AC: It's hard to say. I don't know if it's a cultural thing or if it's the practice of a particular director. When we came into the first rehearsal with Trevor, it was very relaxing, it was just the principals. He talked for about four hours about Wilkie Collins and the writing climate of the time and the populism of serialized literature, and Wilkie Collins' association with Charles Dickens. There was no pretense, no talent show. We read through the script as a play, which was very refreshing because we had to completely rely on what we wanted to say rather than how we said it. In that sense, I felt like we were really going to sink into the story, take our time, and not try to frantically put something up. I have experienced that frantic kind of dynamic, which can be a little unsettling because I like to talk about things. I like to express myself if something doesn't feel right. There was a nice collaborative spirit in the room.
PBOL: Were you nervous being one of two American girls in a project?
AC: There was something about the audition experience that made me come in feeling relaxed and at home. I didn't feel like I had more to prove. And they also didn't set up the room that way. When Andrew was there he was always very supportive. I didn't felt like an outsider, an American. Rather, "this is the actor we want for this part."
PBOL: Have you been to London before?
AC: Not until the audition.
PBOL: Are you doing any sightseeing?
AC: I walk around a lot, I go the museums. I love being around the history and the culture and passing a plaque that says, "Charles Darwin had a little room here." When my family was here, we took a day trip to Stonehenge, and people were saying, "Oh, don't go, it's just a bunch of rocks and a highway — it's anticlimactic." But I was happy we went. Just standing there and pondering the mystery of it all, and the effort behind it. I got something from it.
PBOL: You're a New Yorker, but you grew up in Texas.
AC: San Antonio. I haven't been home in about three years. I'm starting to miss it, especially playing someone who is so alone and never had a family — to know that I do have one, I've started to miss it.
PBOL: What sort of exposure to the arts and theatre did you have as a kid?

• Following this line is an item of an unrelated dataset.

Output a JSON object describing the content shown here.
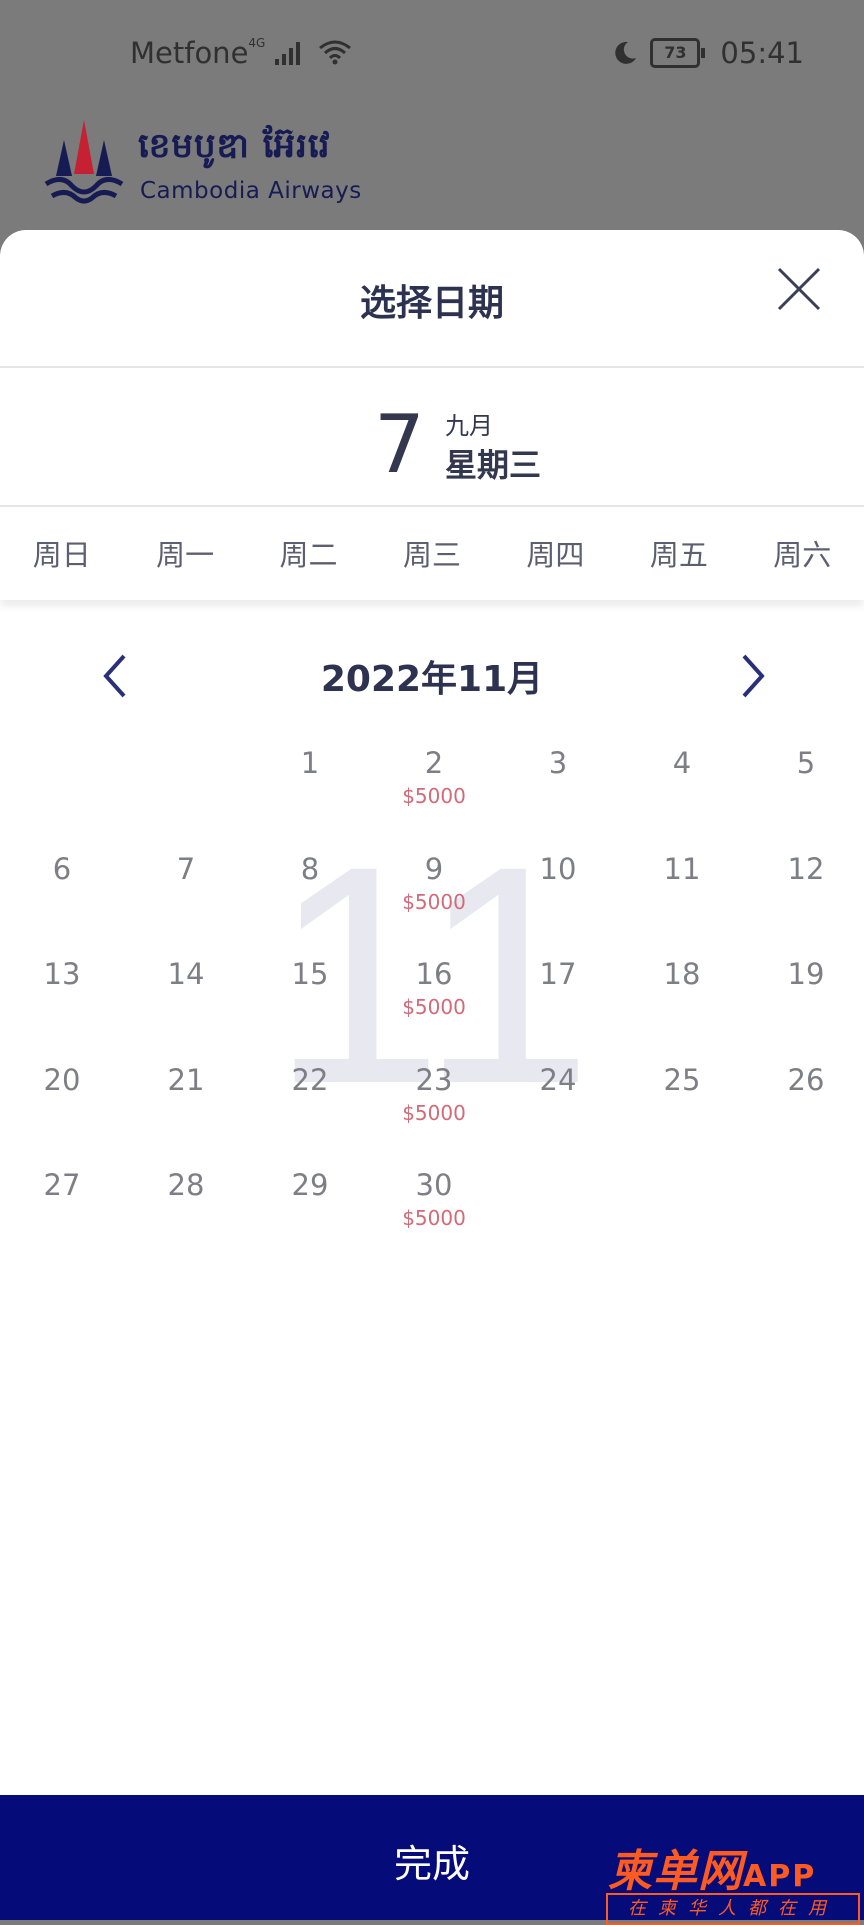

AC: Growing up in Texas, I didn't have a lot of exposure to "the arts," but the little I did have went a long way. In elementary school, the only thing they did was take us to hear the San Antonio Symphony once a year. They always played "Peter and the Wolf." And every year a lady would come to the school a few days before, play a tape of the piece, tell us the story and explain which instruments belonged to which characters. So when we went to hear it live, we could follow the story. I loved it and went on to learn piano and flute because of it. But besides our yearly field trip to see stuffed bison at the Institute of Texan Cultures, that was it.
But I was always immersed in the essence of art because of my mom. She had — and still has — a beautiful voice, was an incredible artist, and could weave a bedtime story that had you jumping on the bed rather than going to sleep. She did a little theatre, just for fun, and we'd play backstage. She took me to the movies, got me their soundtracks, shared her art supplies — I'll never forget that she let me draw, write and paint on my walls. Kids today who get to see Broadway shows are so lucky, but I'd still wish them the high heart rate of an afternoon in my childhood over one of my matinees any day.
PBOL: Is there Texas barbecue in London? Do you miss Virgil's barbecue in New York?
AC: [Laughs.] I do! And Brother Jimmy's BBQ — best barbecue in New York. Falls off the bone.
PBOL: How long are you contracted in the London run?
AC: It's a year contract, to July 2005.
PBOL: Would you like to create this role in New York?
AC: Yeah! That would be fantastic to bring it home.